The principle behind it is stunningly simple: In an alternating magnetic field, magnetic nanoparticles (MNP), suspended in a liquid, can either be subject to Néel or Brownian relaxation. When they behave according to Brownian relaxation, particle and particle moment rotate as a whole with the AC carrier wave.
The viscosity η of the surrounding medium has an impact on the rotation dynamics, which directly influences the Brownian relaxation time τB:
τB=(3VH η)/(kT) 
VH: hydrodynamic radius
k: Boltzmann constant
DynoMag measures the in-phase (real component) and out-of-phase (imaginary component) of the AC-susceptibility versus frequency over a wide frequency range and on various samples. Fig. 1 shows the susceptibility of a sample with a Brownian relaxation frequency of 1 kHz (corresponding to a magnetic nanoparticle system with particle diameter of 75 nm in water at 295 K). The diagram shows the real and imaginary parts. When the viscosity of the surrounding medium increases, the relaxation time also increases and the relaxation frequency decreases. This means there is a correlation between viscosity and the changes when all other parameters stay the same (temperature, particle characteristics like size distribution etc.).
In this publication , mixtures of water with glycerol and water with varying amounts of xanthan gum are analize. The first is a so-called Newtonian fluid, the second behaves like a non-Newtonian fluid. Xanthan gum is a natural polysaccharide and is used as thickening agent in foodstuffs. As the water-xanthan gum mix shows non-linear flow properties, it is called non-Newtonian fluid. Other know non-Newtonian fluids are blood, ketchup or quicksand.
Fig. 2 shows the viscosity of water-glycerol in various compositions. It shows AC susceptibility analysis with DynoMag, a common rheometer and values derived from literature. Fig. 3 shows results for the water-xanthan gum mix (1 %). Again, as a comparison between DynoMag and conventional measurements.

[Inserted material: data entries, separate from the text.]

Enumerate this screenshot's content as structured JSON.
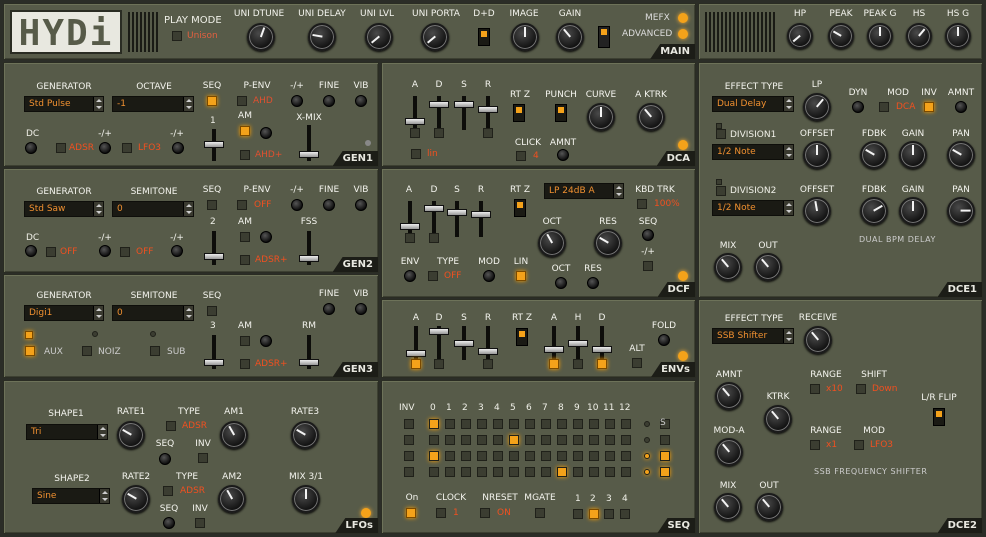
{
  "logo": "HYDi",
  "main": {
    "tag": "MAIN",
    "play_mode_label": "PLAY MODE",
    "play_mode_value": "Unison",
    "knobs": [
      "UNI DTUNE",
      "UNI DELAY",
      "UNI LVL",
      "UNI PORTA",
      "D+D",
      "IMAGE",
      "GAIN"
    ],
    "mefx": "MEFX",
    "advanced": "ADVANCED"
  },
  "master": {
    "knobs": [
      "HP",
      "PEAK",
      "PEAK G",
      "HS",
      "HS G"
    ]
  },
  "gen1": {
    "tag": "GEN1",
    "generator_label": "GENERATOR",
    "generator": "Std Pulse",
    "octave_label": "OCTAVE",
    "octave": "-1",
    "seq": "SEQ",
    "penv": "P-ENV",
    "penv_val": "AHD",
    "plusminus": "-/+",
    "fine": "FINE",
    "vib": "VIB",
    "am": "AM",
    "am_val": "AHD+",
    "xmix": "X-MIX",
    "dc": "DC",
    "adsr": "ADSR",
    "lfo3": "LFO3",
    "num": "1"
  },
  "gen2": {
    "tag": "GEN2",
    "generator_label": "GENERATOR",
    "generator": "Std Saw",
    "semitone_label": "SEMITONE",
    "semitone": "0",
    "seq": "SEQ",
    "penv": "P-ENV",
    "penv_val": "OFF",
    "plusminus": "-/+",
    "fine": "FINE",
    "vib": "VIB",
    "am": "AM",
    "am_val": "ADSR+",
    "fss": "FSS",
    "dc": "DC",
    "off": "OFF",
    "num": "2"
  },
  "gen3": {
    "tag": "GEN3",
    "generator_label": "GENERATOR",
    "generator": "Digi1",
    "semitone_label": "SEMITONE",
    "semitone": "0",
    "seq": "SEQ",
    "fine": "FINE",
    "vib": "VIB",
    "am": "AM",
    "am_val": "ADSR+",
    "rm": "RM",
    "aux": "AUX",
    "noiz": "NOIZ",
    "sub": "SUB",
    "num": "3"
  },
  "lfos": {
    "tag": "LFOs",
    "shape1_label": "SHAPE1",
    "shape1": "Tri",
    "rate1": "RATE1",
    "type": "TYPE",
    "type_val": "ADSR",
    "am1": "AM1",
    "rate3": "RATE3",
    "seq": "SEQ",
    "inv": "INV",
    "shape2_label": "SHAPE2",
    "shape2": "Sine",
    "rate2": "RATE2",
    "am2": "AM2",
    "mix31": "MIX 3/1"
  },
  "dca": {
    "tag": "DCA",
    "a": "A",
    "d": "D",
    "s": "S",
    "r": "R",
    "rtz": "RT Z",
    "punch": "PUNCH",
    "curve": "CURVE",
    "aktrk": "A KTRK",
    "lin": "lin",
    "click": "CLICK",
    "click_val": "4",
    "amnt": "AMNT"
  },
  "dcf": {
    "tag": "DCF",
    "a": "A",
    "d": "D",
    "s": "S",
    "r": "R",
    "rtz": "RT Z",
    "filter": "LP 24dB A",
    "kbdtrk": "KBD TRK",
    "kbd_val": "100%",
    "oct": "OCT",
    "res": "RES",
    "seq": "SEQ",
    "env": "ENV",
    "type": "TYPE",
    "type_val": "OFF",
    "mod": "MOD",
    "lin": "LIN",
    "pm": "-/+"
  },
  "envs": {
    "tag": "ENVs",
    "a": "A",
    "d": "D",
    "s": "S",
    "r": "R",
    "rtz": "RT Z",
    "h": "H",
    "fold": "FOLD",
    "alt": "ALT"
  },
  "seq": {
    "tag": "SEQ",
    "inv": "INV",
    "cols": [
      "0",
      "1",
      "2",
      "3",
      "4",
      "5",
      "6",
      "7",
      "8",
      "9",
      "10",
      "11",
      "12"
    ],
    "s": "S",
    "on": "On",
    "clock": "CLOCK",
    "clock_val": "1",
    "nreset": "NRESET",
    "nreset_val": "ON",
    "mgate": "MGATE",
    "steps": [
      "1",
      "2",
      "3",
      "4"
    ]
  },
  "dce1": {
    "tag": "DCE1",
    "effect_type_label": "EFFECT TYPE",
    "effect_type": "Dual Delay",
    "lp": "LP",
    "dyn": "DYN",
    "mod": "MOD",
    "mod_val": "DCA",
    "inv": "INV",
    "amnt": "AMNT",
    "division1": "DIVISION1",
    "div1": "1/2 Note",
    "offset": "OFFSET",
    "fdbk": "FDBK",
    "gain": "GAIN",
    "pan": "PAN",
    "division2": "DIVISION2",
    "div2": "1/2 Note",
    "mix": "MIX",
    "out": "OUT",
    "name": "DUAL BPM DELAY"
  },
  "dce2": {
    "tag": "DCE2",
    "effect_type_label": "EFFECT TYPE",
    "effect_type": "SSB Shifter",
    "receive": "RECEIVE",
    "amnt": "AMNT",
    "ktrk": "KTRK",
    "range": "RANGE",
    "range1_val": "x10",
    "shift": "SHIFT",
    "shift_val": "Down",
    "lrflip": "L/R FLIP",
    "moda": "MOD-A",
    "range2_val": "x1",
    "mod": "MOD",
    "mod_val": "LFO3",
    "mix": "MIX",
    "out": "OUT",
    "name": "SSB FREQUENCY SHIFTER"
  },
  "colors": {
    "panel": "#575b49",
    "accent": "#f4a21a",
    "value": "#f08030"
  }
}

Both systems show good compliance of the nano-viscosity with the viscosity determined by conventional measurements. Note that 200 µL of the sample are enough for measurements with DynoMag which makes it the ideal tool for applications where only small amounts of a sample are available.
 T. Sriviriyakul et al. „Nanorheological studies of xanthan/water solutions using magnetic nanoparticles”, Journal of Magnetism and Magnetic Materials 473 (2019) 268–271

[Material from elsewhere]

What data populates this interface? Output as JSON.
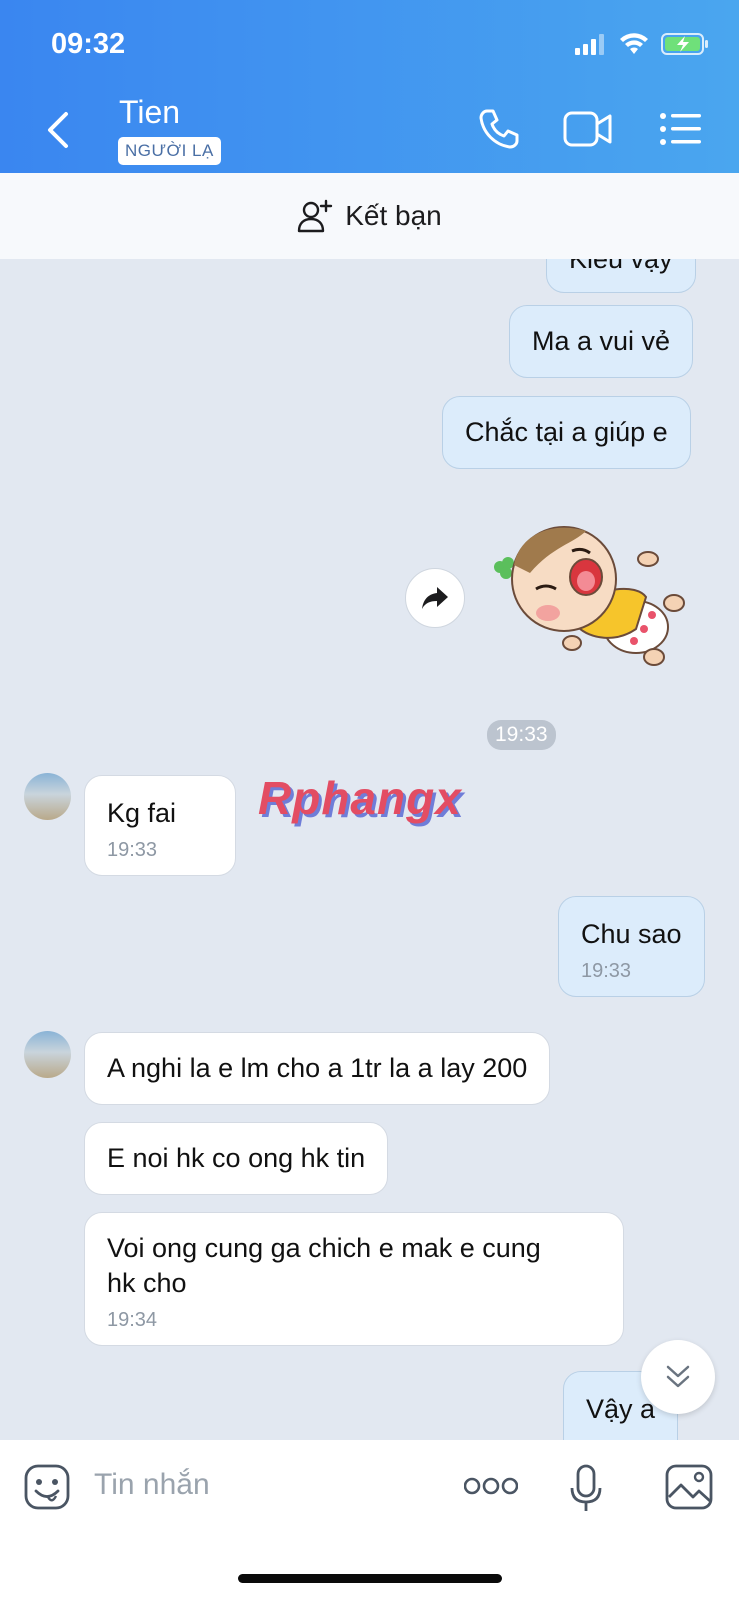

 S. Bogren et al. “Classification of Magnetic Nanoparticle Systems — Synthesis, Standardization and Analysis Methods in the NanoMag Project”, International Journal of Molecular Sciences 16 (2015) 20308–20325
 DynoMag Handbook 2017
Available upon request